◆ **Task objective**: Apart from the images, output the data below exactly.

(Stored dataset items)
+===+

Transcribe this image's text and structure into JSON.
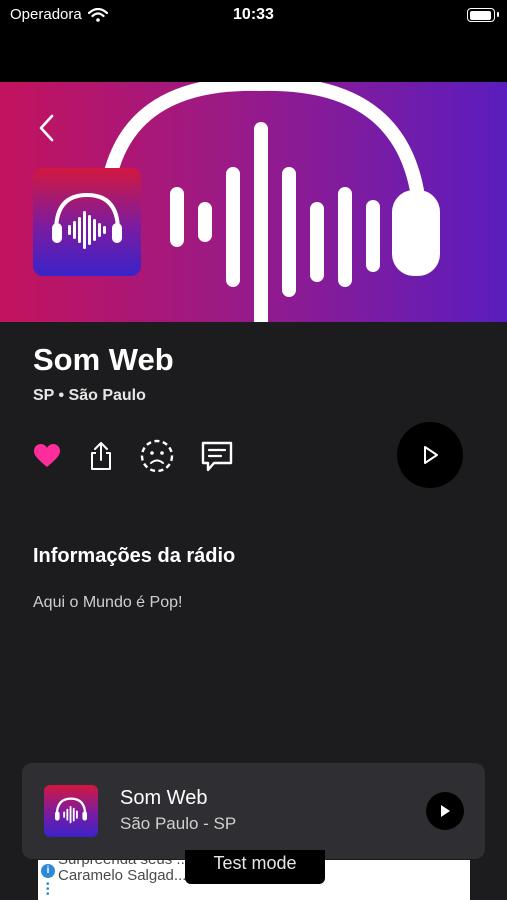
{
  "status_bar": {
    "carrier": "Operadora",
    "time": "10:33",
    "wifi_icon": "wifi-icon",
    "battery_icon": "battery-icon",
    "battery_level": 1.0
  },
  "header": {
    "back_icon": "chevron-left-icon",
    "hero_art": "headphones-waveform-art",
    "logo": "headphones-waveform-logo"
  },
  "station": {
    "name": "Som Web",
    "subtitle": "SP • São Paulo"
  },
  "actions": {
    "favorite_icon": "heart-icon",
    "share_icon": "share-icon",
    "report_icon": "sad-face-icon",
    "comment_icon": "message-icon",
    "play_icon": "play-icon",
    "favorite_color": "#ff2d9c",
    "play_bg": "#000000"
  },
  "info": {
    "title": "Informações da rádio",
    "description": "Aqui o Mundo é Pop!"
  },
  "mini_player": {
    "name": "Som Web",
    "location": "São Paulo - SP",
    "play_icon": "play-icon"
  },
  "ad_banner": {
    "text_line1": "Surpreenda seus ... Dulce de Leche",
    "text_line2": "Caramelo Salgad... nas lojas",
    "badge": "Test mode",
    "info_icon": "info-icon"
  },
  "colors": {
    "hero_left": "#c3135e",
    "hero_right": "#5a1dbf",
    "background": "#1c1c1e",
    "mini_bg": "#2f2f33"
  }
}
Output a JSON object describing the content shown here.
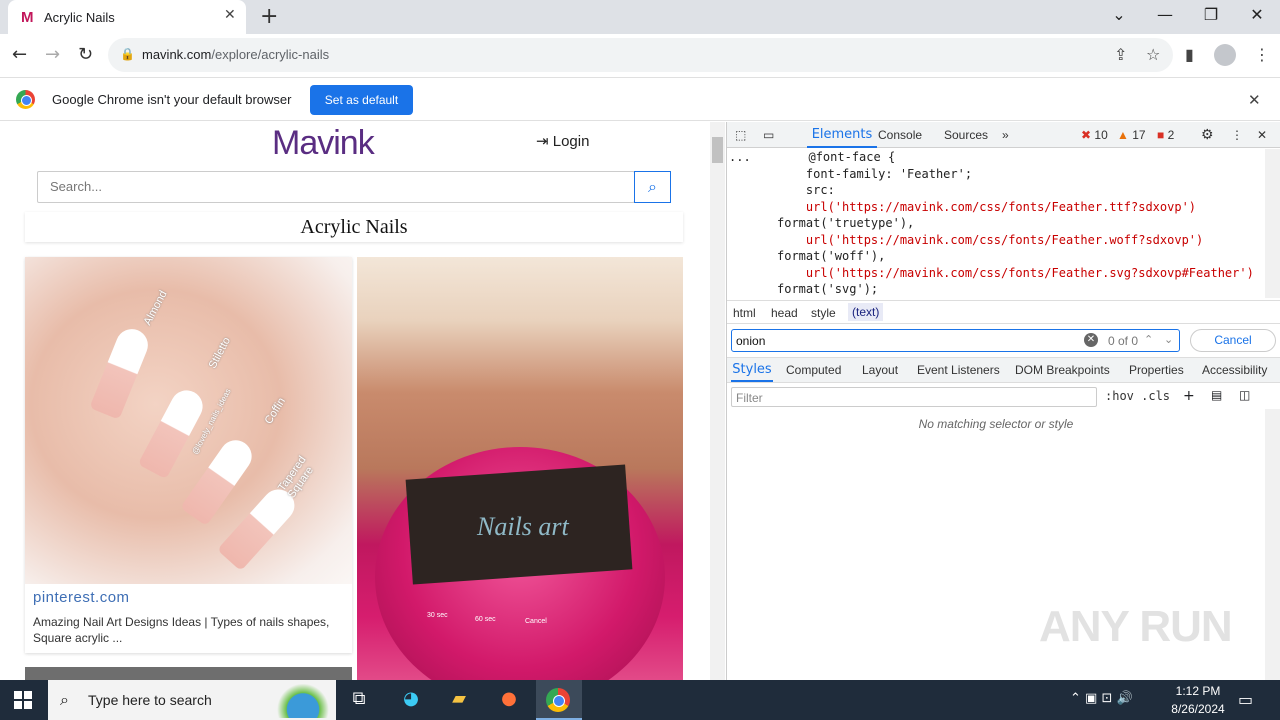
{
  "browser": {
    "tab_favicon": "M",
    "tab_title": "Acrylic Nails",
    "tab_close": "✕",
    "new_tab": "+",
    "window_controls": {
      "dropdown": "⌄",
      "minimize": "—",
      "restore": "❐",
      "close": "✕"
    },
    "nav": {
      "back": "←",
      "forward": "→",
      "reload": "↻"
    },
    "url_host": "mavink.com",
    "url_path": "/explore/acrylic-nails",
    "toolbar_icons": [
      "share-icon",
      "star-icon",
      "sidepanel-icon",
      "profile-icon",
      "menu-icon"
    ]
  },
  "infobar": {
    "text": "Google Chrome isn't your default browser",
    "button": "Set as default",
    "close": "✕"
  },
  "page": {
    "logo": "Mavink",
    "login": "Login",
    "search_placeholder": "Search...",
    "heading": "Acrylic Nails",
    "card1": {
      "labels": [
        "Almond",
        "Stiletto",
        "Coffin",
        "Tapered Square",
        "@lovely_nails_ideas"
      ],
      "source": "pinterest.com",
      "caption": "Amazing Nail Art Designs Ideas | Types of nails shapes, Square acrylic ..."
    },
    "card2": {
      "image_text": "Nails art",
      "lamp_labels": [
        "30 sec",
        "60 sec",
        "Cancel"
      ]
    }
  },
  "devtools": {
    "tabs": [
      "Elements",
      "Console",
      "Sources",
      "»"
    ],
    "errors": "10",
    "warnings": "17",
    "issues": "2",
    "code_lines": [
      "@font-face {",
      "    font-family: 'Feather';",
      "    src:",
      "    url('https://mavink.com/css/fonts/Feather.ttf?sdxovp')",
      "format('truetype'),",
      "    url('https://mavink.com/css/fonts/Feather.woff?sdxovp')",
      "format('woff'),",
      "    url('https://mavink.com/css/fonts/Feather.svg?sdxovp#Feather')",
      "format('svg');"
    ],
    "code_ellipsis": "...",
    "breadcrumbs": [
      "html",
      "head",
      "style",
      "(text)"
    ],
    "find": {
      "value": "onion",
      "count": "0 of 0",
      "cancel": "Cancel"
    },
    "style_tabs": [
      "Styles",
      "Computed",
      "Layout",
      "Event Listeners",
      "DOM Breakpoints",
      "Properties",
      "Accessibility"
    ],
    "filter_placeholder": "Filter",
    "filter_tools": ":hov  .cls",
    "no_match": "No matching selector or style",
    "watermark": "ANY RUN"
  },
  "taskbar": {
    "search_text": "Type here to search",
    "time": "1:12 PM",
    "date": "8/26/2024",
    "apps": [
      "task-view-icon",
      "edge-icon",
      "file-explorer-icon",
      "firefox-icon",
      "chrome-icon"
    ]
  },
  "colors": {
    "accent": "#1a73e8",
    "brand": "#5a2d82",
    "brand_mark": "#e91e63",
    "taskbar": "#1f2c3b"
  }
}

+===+

◆ **Answer to the problem**:
Transcribe this image's text and structure into JSON.
{
  "status_bar": {
    "carrier": "Operadora",
    "time": "10:33",
    "wifi_icon": "wifi-icon",
    "battery_icon": "battery-icon",
    "battery_level": 1.0
  },
  "header": {
    "back_icon": "chevron-left-icon",
    "hero_art": "headphones-waveform-art",
    "logo": "headphones-waveform-logo"
  },
  "station": {
    "name": "Som Web",
    "subtitle": "SP • São Paulo"
  },
  "actions": {
    "favorite_icon": "heart-icon",
    "share_icon": "share-icon",
    "report_icon": "sad-face-icon",
    "comment_icon": "message-icon",
    "play_icon": "play-icon",
    "favorite_color": "#ff2d9c",
    "play_bg": "#000000"
  },
  "info": {
    "title": "Informações da rádio",
    "description": "Aqui o Mundo é Pop!"
  },
  "mini_player": {
    "name": "Som Web",
    "location": "São Paulo - SP",
    "play_icon": "play-icon"
  },
  "ad_banner": {
    "text_line1": "Surpreenda seus ... Dulce de Leche",
    "text_line2": "Caramelo Salgad... nas lojas",
    "badge": "Test mode",
    "info_icon": "info-icon"
  },
  "colors": {
    "hero_left": "#c3135e",
    "hero_right": "#5a1dbf",
    "background": "#1c1c1e",
    "mini_bg": "#2f2f33"
  }
}
Output a JSON object describing the content shown here.
{
  "browser": {
    "tab_favicon": "M",
    "tab_title": "Acrylic Nails",
    "tab_close": "✕",
    "new_tab": "+",
    "window_controls": {
      "dropdown": "⌄",
      "minimize": "—",
      "restore": "❐",
      "close": "✕"
    },
    "nav": {
      "back": "←",
      "forward": "→",
      "reload": "↻"
    },
    "url_host": "mavink.com",
    "url_path": "/explore/acrylic-nails",
    "toolbar_icons": [
      "share-icon",
      "star-icon",
      "sidepanel-icon",
      "profile-icon",
      "menu-icon"
    ]
  },
  "infobar": {
    "text": "Google Chrome isn't your default browser",
    "button": "Set as default",
    "close": "✕"
  },
  "page": {
    "logo": "Mavink",
    "login": "Login",
    "search_placeholder": "Search...",
    "heading": "Acrylic Nails",
    "card1": {
      "labels": [
        "Almond",
        "Stiletto",
        "Coffin",
        "Tapered Square",
        "@lovely_nails_ideas"
      ],
      "source": "pinterest.com",
      "caption": "Amazing Nail Art Designs Ideas | Types of nails shapes, Square acrylic ..."
    },
    "card2": {
      "image_text": "Nails art",
      "lamp_labels": [
        "30 sec",
        "60 sec",
        "Cancel"
      ]
    }
  },
  "devtools": {
    "tabs": [
      "Elements",
      "Console",
      "Sources",
      "»"
    ],
    "errors": "10",
    "warnings": "17",
    "issues": "2",
    "code_lines": [
      "@font-face {",
      "    font-family: 'Feather';",
      "    src:",
      "    url('https://mavink.com/css/fonts/Feather.ttf?sdxovp')",
      "format('truetype'),",
      "    url('https://mavink.com/css/fonts/Feather.woff?sdxovp')",
      "format('woff'),",
      "    url('https://mavink.com/css/fonts/Feather.svg?sdxovp#Feather')",
      "format('svg');"
    ],
    "code_ellipsis": "...",
    "breadcrumbs": [
      "html",
      "head",
      "style",
      "(text)"
    ],
    "find": {
      "value": "onion",
      "count": "0 of 0",
      "cancel": "Cancel"
    },
    "style_tabs": [
      "Styles",
      "Computed",
      "Layout",
      "Event Listeners",
      "DOM Breakpoints",
      "Properties",
      "Accessibility"
    ],
    "filter_placeholder": "Filter",
    "filter_tools": ":hov  .cls",
    "no_match": "No matching selector or style",
    "watermark": "ANY RUN"
  },
  "taskbar": {
    "search_text": "Type here to search",
    "time": "1:12 PM",
    "date": "8/26/2024",
    "apps": [
      "task-view-icon",
      "edge-icon",
      "file-explorer-icon",
      "firefox-icon",
      "chrome-icon"
    ]
  },
  "colors": {
    "accent": "#1a73e8",
    "brand": "#5a2d82",
    "brand_mark": "#e91e63",
    "taskbar": "#1f2c3b"
  }
}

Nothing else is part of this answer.